__What the task requires__
Check each line of the data, and copy those where "Количество" appears.

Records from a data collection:
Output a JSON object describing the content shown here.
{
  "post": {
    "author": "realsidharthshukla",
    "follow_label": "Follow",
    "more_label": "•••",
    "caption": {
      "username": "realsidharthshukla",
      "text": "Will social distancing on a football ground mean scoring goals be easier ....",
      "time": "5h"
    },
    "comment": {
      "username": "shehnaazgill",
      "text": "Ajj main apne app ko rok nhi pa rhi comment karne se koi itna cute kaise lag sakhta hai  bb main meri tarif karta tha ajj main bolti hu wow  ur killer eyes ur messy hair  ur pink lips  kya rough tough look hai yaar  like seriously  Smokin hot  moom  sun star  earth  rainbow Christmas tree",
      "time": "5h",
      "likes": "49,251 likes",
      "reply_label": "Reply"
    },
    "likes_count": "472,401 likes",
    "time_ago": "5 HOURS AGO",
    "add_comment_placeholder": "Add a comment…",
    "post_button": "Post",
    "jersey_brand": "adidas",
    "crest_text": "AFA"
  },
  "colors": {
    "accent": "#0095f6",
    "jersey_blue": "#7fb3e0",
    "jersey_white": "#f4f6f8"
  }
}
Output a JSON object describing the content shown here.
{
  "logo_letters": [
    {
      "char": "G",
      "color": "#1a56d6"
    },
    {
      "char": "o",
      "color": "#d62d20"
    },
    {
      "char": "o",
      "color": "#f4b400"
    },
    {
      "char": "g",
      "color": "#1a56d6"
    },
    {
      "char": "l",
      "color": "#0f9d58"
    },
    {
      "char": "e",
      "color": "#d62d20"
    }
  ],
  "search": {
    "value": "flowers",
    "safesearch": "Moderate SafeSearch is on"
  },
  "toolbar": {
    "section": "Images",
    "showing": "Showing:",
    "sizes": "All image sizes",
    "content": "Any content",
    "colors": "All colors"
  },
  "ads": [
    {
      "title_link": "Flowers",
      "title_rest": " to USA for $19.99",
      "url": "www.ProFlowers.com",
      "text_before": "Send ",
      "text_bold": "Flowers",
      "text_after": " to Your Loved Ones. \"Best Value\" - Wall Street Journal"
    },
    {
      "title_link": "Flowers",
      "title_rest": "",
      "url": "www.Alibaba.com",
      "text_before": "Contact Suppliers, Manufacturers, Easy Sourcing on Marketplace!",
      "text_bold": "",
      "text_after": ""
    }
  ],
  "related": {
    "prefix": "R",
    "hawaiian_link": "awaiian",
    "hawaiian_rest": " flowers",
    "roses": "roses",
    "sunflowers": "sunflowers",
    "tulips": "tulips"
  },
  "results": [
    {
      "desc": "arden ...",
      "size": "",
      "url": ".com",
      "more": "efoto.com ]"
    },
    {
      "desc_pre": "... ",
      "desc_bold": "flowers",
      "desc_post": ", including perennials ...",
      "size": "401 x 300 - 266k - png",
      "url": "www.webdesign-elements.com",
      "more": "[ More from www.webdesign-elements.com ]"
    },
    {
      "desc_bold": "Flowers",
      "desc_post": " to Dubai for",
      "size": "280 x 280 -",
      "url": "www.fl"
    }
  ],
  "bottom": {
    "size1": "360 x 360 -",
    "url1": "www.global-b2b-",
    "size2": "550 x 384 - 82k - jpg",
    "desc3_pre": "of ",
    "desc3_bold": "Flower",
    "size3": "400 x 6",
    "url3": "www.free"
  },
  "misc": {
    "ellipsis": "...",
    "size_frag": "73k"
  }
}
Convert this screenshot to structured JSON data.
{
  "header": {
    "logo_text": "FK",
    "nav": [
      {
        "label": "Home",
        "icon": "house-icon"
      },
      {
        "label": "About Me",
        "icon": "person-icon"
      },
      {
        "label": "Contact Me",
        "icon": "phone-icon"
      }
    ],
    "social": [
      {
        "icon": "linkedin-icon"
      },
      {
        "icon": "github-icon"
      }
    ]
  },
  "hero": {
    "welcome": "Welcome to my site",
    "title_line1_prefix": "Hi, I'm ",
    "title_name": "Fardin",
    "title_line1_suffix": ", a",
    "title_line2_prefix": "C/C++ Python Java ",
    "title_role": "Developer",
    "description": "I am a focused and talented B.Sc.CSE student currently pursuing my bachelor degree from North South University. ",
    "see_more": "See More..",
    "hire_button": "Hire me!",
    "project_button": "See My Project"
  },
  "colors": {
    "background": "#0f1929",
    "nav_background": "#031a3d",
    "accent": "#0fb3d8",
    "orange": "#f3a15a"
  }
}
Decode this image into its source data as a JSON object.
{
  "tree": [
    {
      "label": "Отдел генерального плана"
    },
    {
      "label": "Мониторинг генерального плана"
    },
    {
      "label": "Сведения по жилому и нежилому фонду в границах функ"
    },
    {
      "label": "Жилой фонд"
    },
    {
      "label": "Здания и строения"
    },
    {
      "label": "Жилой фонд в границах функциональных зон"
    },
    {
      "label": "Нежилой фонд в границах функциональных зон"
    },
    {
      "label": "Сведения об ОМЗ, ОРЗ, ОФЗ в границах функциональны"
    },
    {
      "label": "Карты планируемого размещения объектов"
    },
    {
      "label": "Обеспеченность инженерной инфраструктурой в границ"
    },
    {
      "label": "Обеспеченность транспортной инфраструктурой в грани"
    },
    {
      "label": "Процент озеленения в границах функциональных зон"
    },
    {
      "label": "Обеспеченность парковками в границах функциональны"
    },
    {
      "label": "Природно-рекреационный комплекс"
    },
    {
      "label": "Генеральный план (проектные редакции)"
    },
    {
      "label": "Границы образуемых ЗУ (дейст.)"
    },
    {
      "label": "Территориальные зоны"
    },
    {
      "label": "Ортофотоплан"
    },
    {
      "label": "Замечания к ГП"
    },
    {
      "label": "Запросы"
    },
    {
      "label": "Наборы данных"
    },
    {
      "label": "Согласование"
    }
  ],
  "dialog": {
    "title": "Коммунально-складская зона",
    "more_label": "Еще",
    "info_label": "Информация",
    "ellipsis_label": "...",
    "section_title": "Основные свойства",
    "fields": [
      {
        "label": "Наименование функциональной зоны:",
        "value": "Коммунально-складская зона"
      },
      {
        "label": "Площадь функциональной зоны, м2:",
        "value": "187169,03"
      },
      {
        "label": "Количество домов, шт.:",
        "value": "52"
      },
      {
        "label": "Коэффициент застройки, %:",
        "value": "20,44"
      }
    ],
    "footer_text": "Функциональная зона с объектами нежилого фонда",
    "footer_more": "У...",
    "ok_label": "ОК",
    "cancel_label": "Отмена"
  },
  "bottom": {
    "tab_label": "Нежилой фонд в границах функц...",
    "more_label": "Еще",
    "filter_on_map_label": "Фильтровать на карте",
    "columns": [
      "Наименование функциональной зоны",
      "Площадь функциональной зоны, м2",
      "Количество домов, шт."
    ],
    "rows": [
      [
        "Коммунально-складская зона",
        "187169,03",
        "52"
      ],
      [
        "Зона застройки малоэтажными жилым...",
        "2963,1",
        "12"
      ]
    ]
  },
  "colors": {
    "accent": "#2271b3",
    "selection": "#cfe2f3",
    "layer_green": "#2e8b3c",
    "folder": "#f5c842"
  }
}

__Output of the exercise__
        "label": "Количество домов, шт.:",
      "Количество домов, шт."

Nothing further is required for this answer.